Instructions for the task
One exact copy of the listing is needed. It should contain no pictures.
○ ○ ○ ○ ○ ○ ○
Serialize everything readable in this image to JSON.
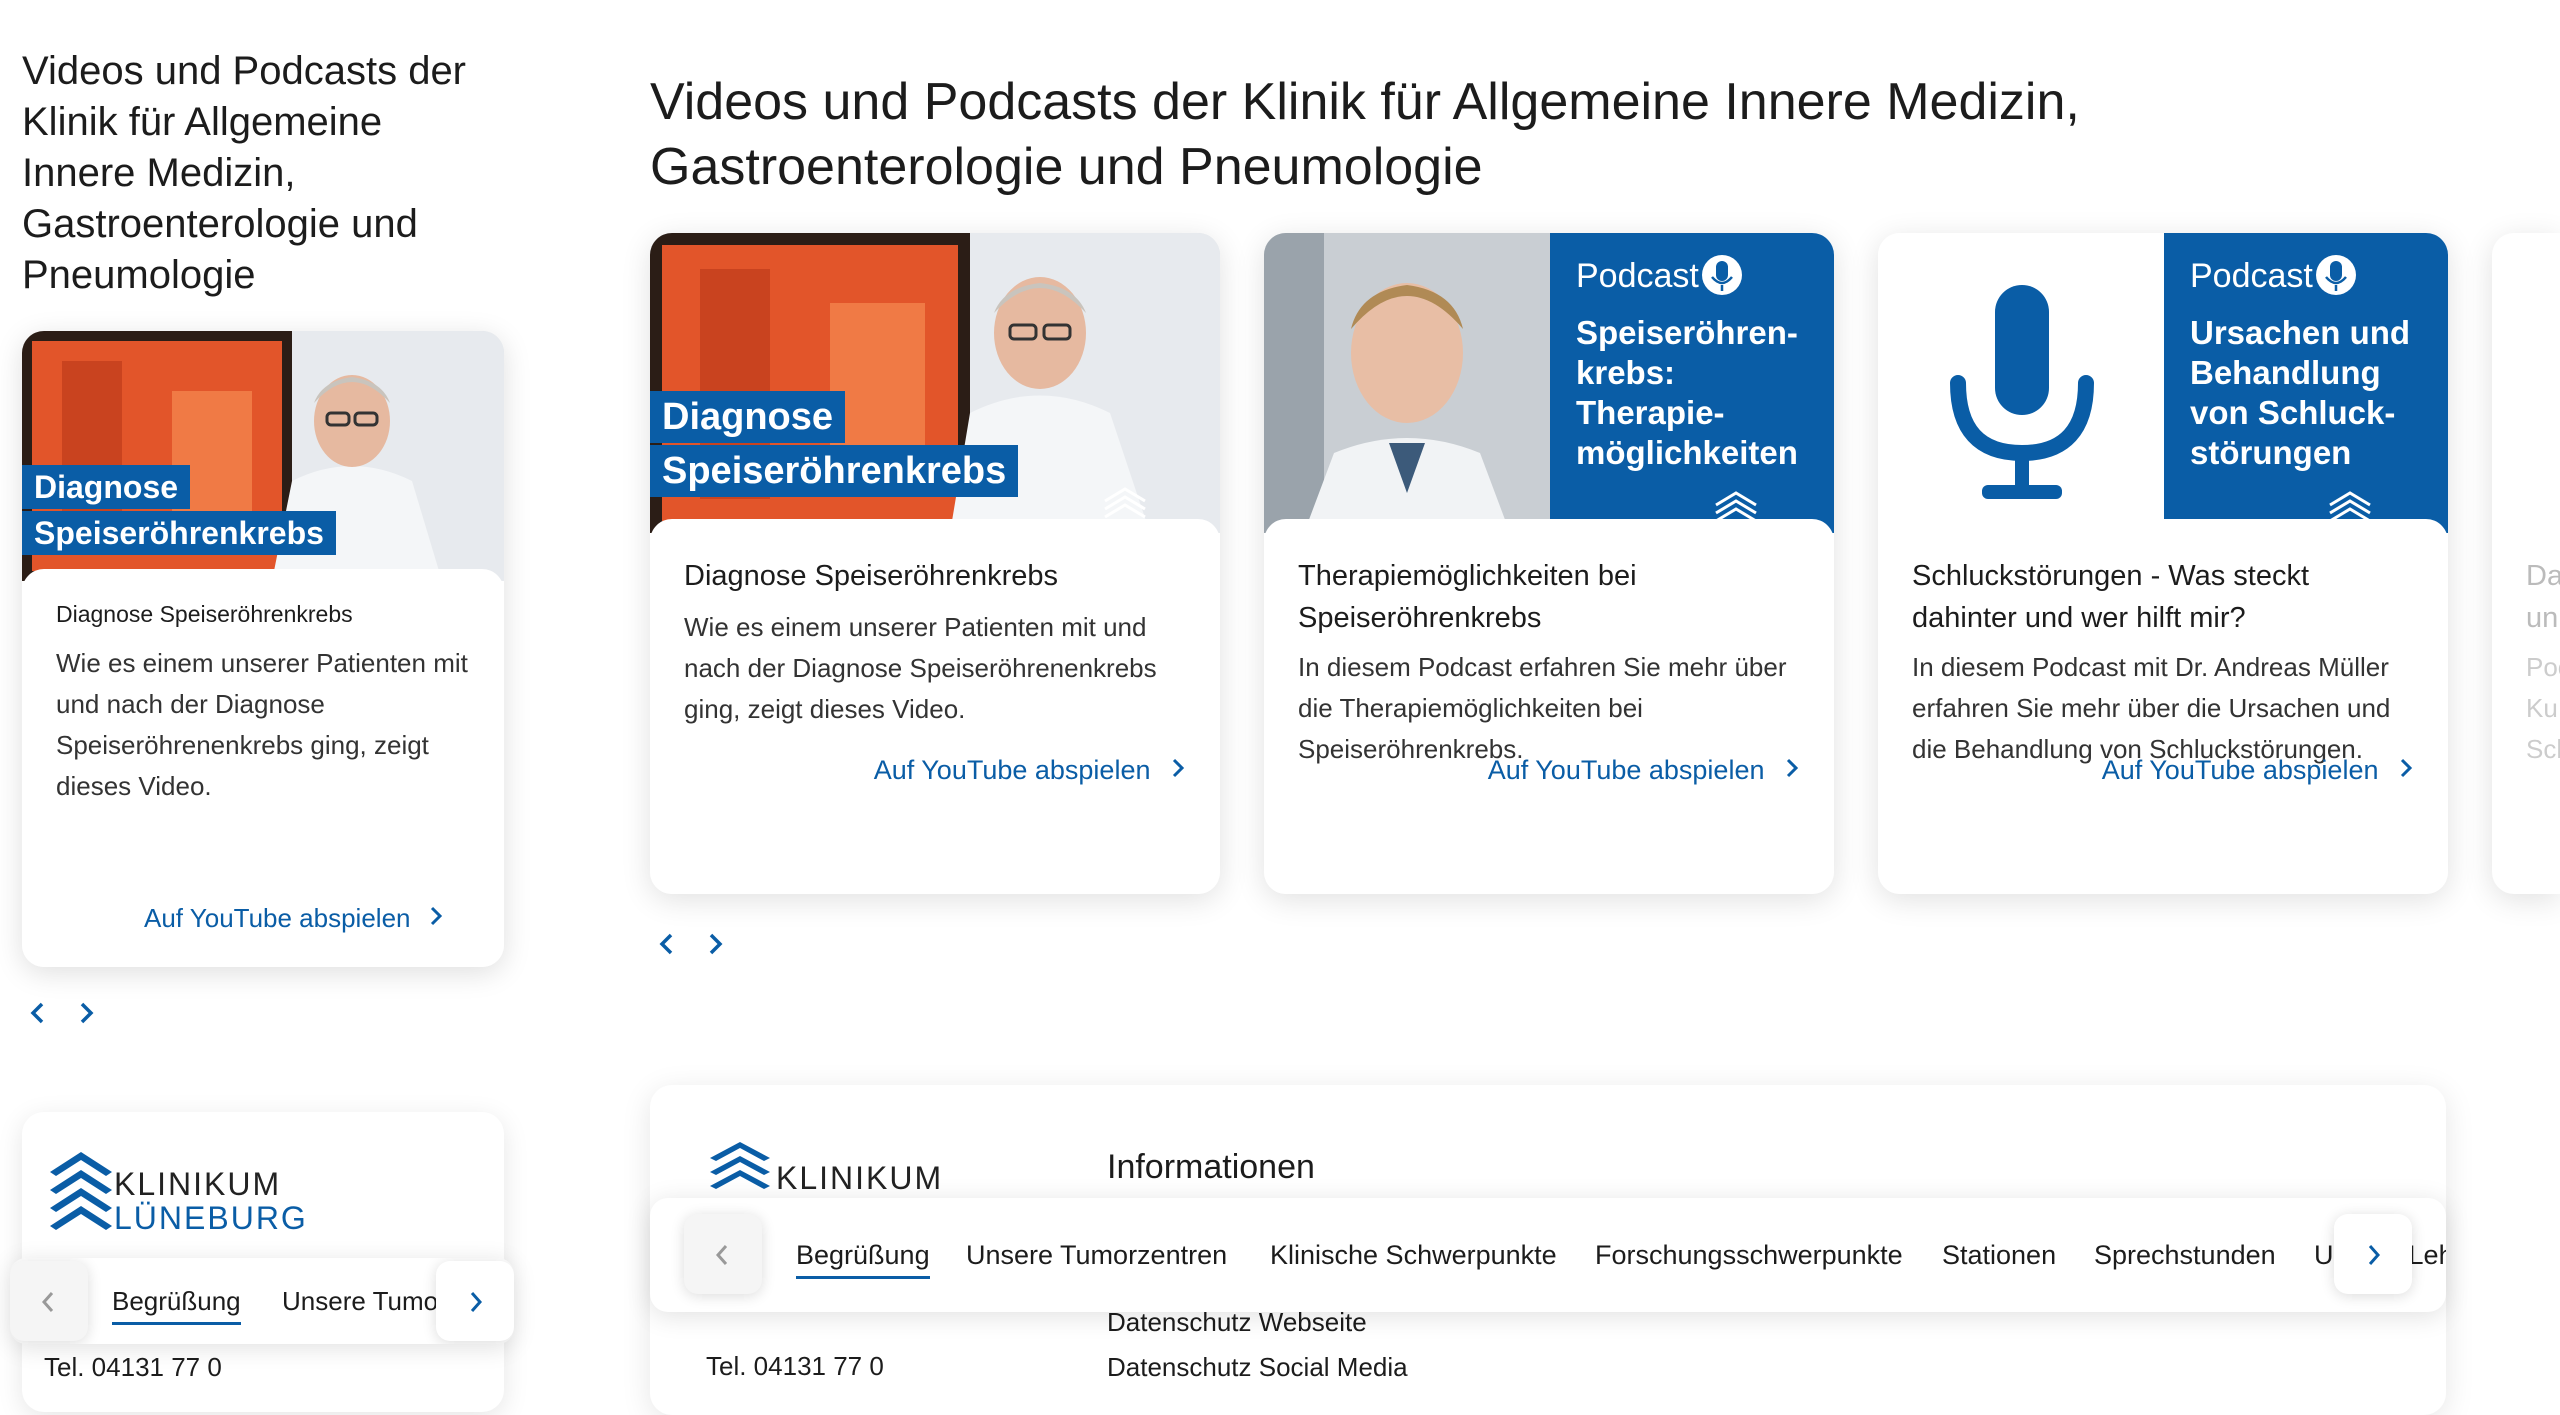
{
  "mobile": {
    "title": "Videos und Podcasts der Klinik für Allgemeine Innere Medizin, Gastroenterologie und Pneumologie",
    "card": {
      "overlay_line1": "Diagnose",
      "overlay_line2": "Speiseröhrenkrebs",
      "title": "Diagnose Speiseröhrenkrebs",
      "description": "Wie es einem unserer Patienten mit und nach der Diagnose Speiseröhrenenkrebs ging, zeigt dieses Video.",
      "link": "Auf YouTube abspielen"
    },
    "logo_line1": "KLINIKUM",
    "logo_line2": "LÜNEBURG",
    "tabs": [
      "Begrüßung",
      "Unsere Tumo"
    ],
    "tel": "Tel. 04131 77 0"
  },
  "desktop": {
    "title": "Videos und Podcasts der Klinik für Allgemeine Innere Medizin, Gastroenterologie und Pneumologie",
    "cards": [
      {
        "overlay_line1": "Diagnose",
        "overlay_line2": "Speiseröhrenkrebs",
        "title": "Diagnose Speiseröhrenkrebs",
        "description": "Wie es einem unserer Patienten mit und nach der Diagnose Speiseröhrenenkrebs ging, zeigt dieses Video.",
        "link": "Auf YouTube abspielen"
      },
      {
        "podcast_label": "Podcast",
        "podcast_heading": "Speiseröhren-\nkrebs:\nTherapie-\nmöglichkeiten",
        "title": "Therapiemöglichkeiten bei Speiseröhrenkrebs",
        "description": "In diesem Podcast erfahren Sie mehr über die Therapiemöglichkeiten bei Speiseröhrenkrebs.",
        "link": "Auf YouTube abspielen"
      },
      {
        "podcast_label": "Podcast",
        "podcast_heading": "Ursachen und\nBehandlung\nvon Schluck-\nstörungen",
        "title": "Schluckstörungen - Was steckt dahinter und wer hilft mir?",
        "description": "In diesem Podcast mit Dr. Andreas Müller erfahren Sie mehr über die Ursachen und die Behandlung von Schluckstörungen.",
        "link": "Auf YouTube abspielen"
      }
    ],
    "partial_card": {
      "title_fragment": "Da\nun",
      "desc_fragment": "Poc\nKu\nSch"
    },
    "logo_text": "KLINIKUM",
    "info_title": "Informationen",
    "info_links": [
      "Datenschutz Webseite",
      "Datenschutz Social Media"
    ],
    "tel": "Tel. 04131 77 0",
    "tabs": [
      "Begrüßung",
      "Unsere Tumorzentren",
      "Klinische Schwerpunkte",
      "Forschungsschwerpunkte",
      "Stationen",
      "Sprechstunden",
      "Unsere Lehre"
    ],
    "logo_brand": "KLINIKUM"
  },
  "colors": {
    "brand_blue": "#0a5da6",
    "text": "#1c1c1c"
  }
}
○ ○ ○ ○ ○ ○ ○
Exercise solution
Serialize everything readable in this image to JSON.
{
  "mobile": {
    "title": "Videos und Podcasts der Klinik für Allgemeine Innere Medizin, Gastroenterologie und Pneumologie",
    "card": {
      "overlay_line1": "Diagnose",
      "overlay_line2": "Speiseröhrenkrebs",
      "title": "Diagnose Speiseröhrenkrebs",
      "description": "Wie es einem unserer Patienten mit und nach der Diagnose Speiseröhrenenkrebs ging, zeigt dieses Video.",
      "link": "Auf YouTube abspielen"
    },
    "logo_line1": "KLINIKUM",
    "logo_line2": "LÜNEBURG",
    "tabs": [
      "Begrüßung",
      "Unsere Tumo"
    ],
    "tel": "Tel. 04131 77 0"
  },
  "desktop": {
    "title": "Videos und Podcasts der Klinik für Allgemeine Innere Medizin, Gastroenterologie und Pneumologie",
    "cards": [
      {
        "overlay_line1": "Diagnose",
        "overlay_line2": "Speiseröhrenkrebs",
        "title": "Diagnose Speiseröhrenkrebs",
        "description": "Wie es einem unserer Patienten mit und nach der Diagnose Speiseröhrenenkrebs ging, zeigt dieses Video.",
        "link": "Auf YouTube abspielen"
      },
      {
        "podcast_label": "Podcast",
        "podcast_heading": "Speiseröhren-\nkrebs:\nTherapie-\nmöglichkeiten",
        "title": "Therapiemöglichkeiten bei Speiseröhrenkrebs",
        "description": "In diesem Podcast erfahren Sie mehr über die Therapiemöglichkeiten bei Speiseröhrenkrebs.",
        "link": "Auf YouTube abspielen"
      },
      {
        "podcast_label": "Podcast",
        "podcast_heading": "Ursachen und\nBehandlung\nvon Schluck-\nstörungen",
        "title": "Schluckstörungen - Was steckt dahinter und wer hilft mir?",
        "description": "In diesem Podcast mit Dr. Andreas Müller erfahren Sie mehr über die Ursachen und die Behandlung von Schluckstörungen.",
        "link": "Auf YouTube abspielen"
      }
    ],
    "partial_card": {
      "title_fragment": "Da\nun",
      "desc_fragment": "Poc\nKu\nSch"
    },
    "logo_text": "KLINIKUM",
    "info_title": "Informationen",
    "info_links": [
      "Datenschutz Webseite",
      "Datenschutz Social Media"
    ],
    "tel": "Tel. 04131 77 0",
    "tabs": [
      "Begrüßung",
      "Unsere Tumorzentren",
      "Klinische Schwerpunkte",
      "Forschungsschwerpunkte",
      "Stationen",
      "Sprechstunden",
      "Unsere Lehre"
    ],
    "logo_brand": "KLINIKUM"
  },
  "colors": {
    "brand_blue": "#0a5da6",
    "text": "#1c1c1c"
  }
}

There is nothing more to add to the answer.